** Opening Records to process block **
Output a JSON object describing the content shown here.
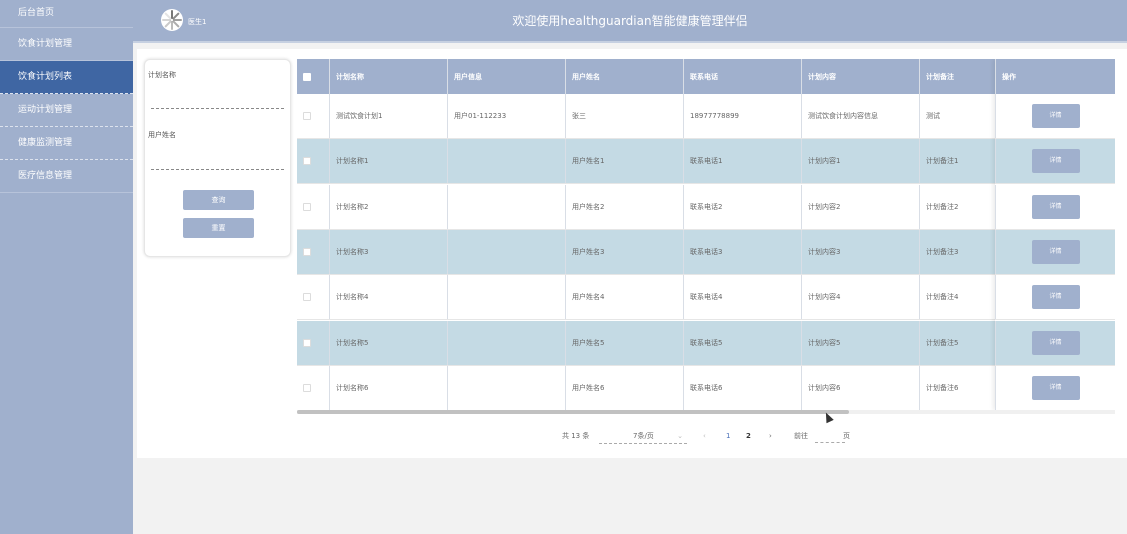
{
  "sidebar": {
    "items": [
      {
        "label": "后台首页"
      },
      {
        "label": "饮食计划管理"
      },
      {
        "label": "饮食计划列表"
      },
      {
        "label": "运动计划管理"
      },
      {
        "label": "健康监测管理"
      },
      {
        "label": "医疗信息管理"
      }
    ]
  },
  "header": {
    "user": "医生1",
    "title": "欢迎使用healthguardian智能健康管理伴侣"
  },
  "search": {
    "plan_name_label": "计划名称",
    "user_name_label": "用户姓名",
    "query_button": "查询",
    "reset_button": "重置"
  },
  "table": {
    "headers": [
      "计划名称",
      "用户信息",
      "用户姓名",
      "联系电话",
      "计划内容",
      "计划备注",
      "操作"
    ],
    "detail_label": "详情",
    "rows": [
      {
        "plan": "测试饮食计划1",
        "info": "用户01-112233",
        "name": "张三",
        "phone": "18977778899",
        "content": "测试饮食计划内容信息",
        "note": "测试"
      },
      {
        "plan": "计划名称1",
        "info": "",
        "name": "用户姓名1",
        "phone": "联系电话1",
        "content": "计划内容1",
        "note": "计划备注1"
      },
      {
        "plan": "计划名称2",
        "info": "",
        "name": "用户姓名2",
        "phone": "联系电话2",
        "content": "计划内容2",
        "note": "计划备注2"
      },
      {
        "plan": "计划名称3",
        "info": "",
        "name": "用户姓名3",
        "phone": "联系电话3",
        "content": "计划内容3",
        "note": "计划备注3"
      },
      {
        "plan": "计划名称4",
        "info": "",
        "name": "用户姓名4",
        "phone": "联系电话4",
        "content": "计划内容4",
        "note": "计划备注4"
      },
      {
        "plan": "计划名称5",
        "info": "",
        "name": "用户姓名5",
        "phone": "联系电话5",
        "content": "计划内容5",
        "note": "计划备注5"
      },
      {
        "plan": "计划名称6",
        "info": "",
        "name": "用户姓名6",
        "phone": "联系电话6",
        "content": "计划内容6",
        "note": "计划备注6"
      }
    ]
  },
  "pagination": {
    "total": "共 13 条",
    "page_size": "7条/页",
    "prev": "‹",
    "pages": [
      "1",
      "2"
    ],
    "next": "›",
    "goto_label": "前往",
    "page_suffix": "页"
  }
}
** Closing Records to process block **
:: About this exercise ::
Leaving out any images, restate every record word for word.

:: Result ::
Output a JSON object describing the content shown here.
{
  "sidebar": {
    "items": [
      {
        "label": "后台首页"
      },
      {
        "label": "饮食计划管理"
      },
      {
        "label": "饮食计划列表"
      },
      {
        "label": "运动计划管理"
      },
      {
        "label": "健康监测管理"
      },
      {
        "label": "医疗信息管理"
      }
    ]
  },
  "header": {
    "user": "医生1",
    "title": "欢迎使用healthguardian智能健康管理伴侣"
  },
  "search": {
    "plan_name_label": "计划名称",
    "user_name_label": "用户姓名",
    "query_button": "查询",
    "reset_button": "重置"
  },
  "table": {
    "headers": [
      "计划名称",
      "用户信息",
      "用户姓名",
      "联系电话",
      "计划内容",
      "计划备注",
      "操作"
    ],
    "detail_label": "详情",
    "rows": [
      {
        "plan": "测试饮食计划1",
        "info": "用户01-112233",
        "name": "张三",
        "phone": "18977778899",
        "content": "测试饮食计划内容信息",
        "note": "测试"
      },
      {
        "plan": "计划名称1",
        "info": "",
        "name": "用户姓名1",
        "phone": "联系电话1",
        "content": "计划内容1",
        "note": "计划备注1"
      },
      {
        "plan": "计划名称2",
        "info": "",
        "name": "用户姓名2",
        "phone": "联系电话2",
        "content": "计划内容2",
        "note": "计划备注2"
      },
      {
        "plan": "计划名称3",
        "info": "",
        "name": "用户姓名3",
        "phone": "联系电话3",
        "content": "计划内容3",
        "note": "计划备注3"
      },
      {
        "plan": "计划名称4",
        "info": "",
        "name": "用户姓名4",
        "phone": "联系电话4",
        "content": "计划内容4",
        "note": "计划备注4"
      },
      {
        "plan": "计划名称5",
        "info": "",
        "name": "用户姓名5",
        "phone": "联系电话5",
        "content": "计划内容5",
        "note": "计划备注5"
      },
      {
        "plan": "计划名称6",
        "info": "",
        "name": "用户姓名6",
        "phone": "联系电话6",
        "content": "计划内容6",
        "note": "计划备注6"
      }
    ]
  },
  "pagination": {
    "total": "共 13 条",
    "page_size": "7条/页",
    "prev": "‹",
    "pages": [
      "1",
      "2"
    ],
    "next": "›",
    "goto_label": "前往",
    "page_suffix": "页"
  }
}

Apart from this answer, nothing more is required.